* [Directions for this task]: Without reproducing any image, print the listing below exactly.

* [Material for this task]:
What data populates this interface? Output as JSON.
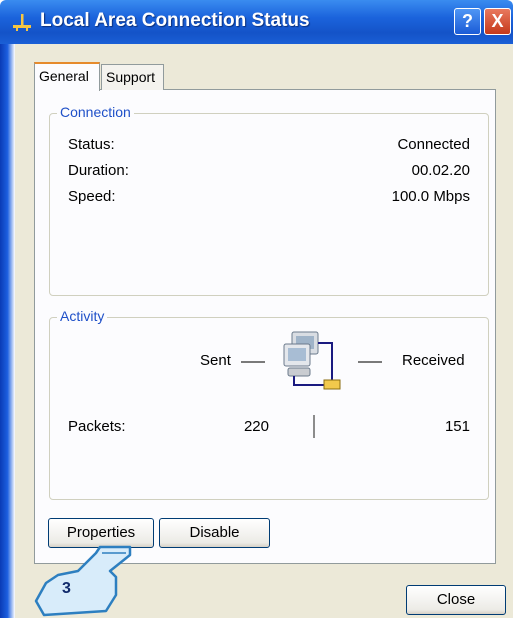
{
  "window": {
    "title": "Local Area Connection Status"
  },
  "titlebar_buttons": {
    "help": "?",
    "close": "X"
  },
  "tabs": [
    {
      "label": "General",
      "active": true
    },
    {
      "label": "Support",
      "active": false
    }
  ],
  "connection": {
    "legend": "Connection",
    "rows": [
      {
        "label": "Status:",
        "value": "Connected"
      },
      {
        "label": "Duration:",
        "value": "00.02.20"
      },
      {
        "label": "Speed:",
        "value": "100.0 Mbps"
      }
    ]
  },
  "activity": {
    "legend": "Activity",
    "sent_label": "Sent",
    "received_label": "Received",
    "packets_label": "Packets:",
    "packets_sent": "220",
    "packets_received": "151",
    "icon": "network-computers-icon"
  },
  "buttons": {
    "properties": "Properties",
    "disable": "Disable",
    "close": "Close"
  },
  "callout": {
    "number": "3",
    "icon": "pointing-hand-icon"
  },
  "colors": {
    "accent": "#1f50c8",
    "titlebar": "#1b63dc",
    "tab_highlight": "#e68b2c"
  }
}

* [The answer]:
What data populates this interface? Output as JSON.
{
  "window": {
    "title": "Local Area Connection Status"
  },
  "titlebar_buttons": {
    "help": "?",
    "close": "X"
  },
  "tabs": [
    {
      "label": "General",
      "active": true
    },
    {
      "label": "Support",
      "active": false
    }
  ],
  "connection": {
    "legend": "Connection",
    "rows": [
      {
        "label": "Status:",
        "value": "Connected"
      },
      {
        "label": "Duration:",
        "value": "00.02.20"
      },
      {
        "label": "Speed:",
        "value": "100.0 Mbps"
      }
    ]
  },
  "activity": {
    "legend": "Activity",
    "sent_label": "Sent",
    "received_label": "Received",
    "packets_label": "Packets:",
    "packets_sent": "220",
    "packets_received": "151",
    "icon": "network-computers-icon"
  },
  "buttons": {
    "properties": "Properties",
    "disable": "Disable",
    "close": "Close"
  },
  "callout": {
    "number": "3",
    "icon": "pointing-hand-icon"
  },
  "colors": {
    "accent": "#1f50c8",
    "titlebar": "#1b63dc",
    "tab_highlight": "#e68b2c"
  }
}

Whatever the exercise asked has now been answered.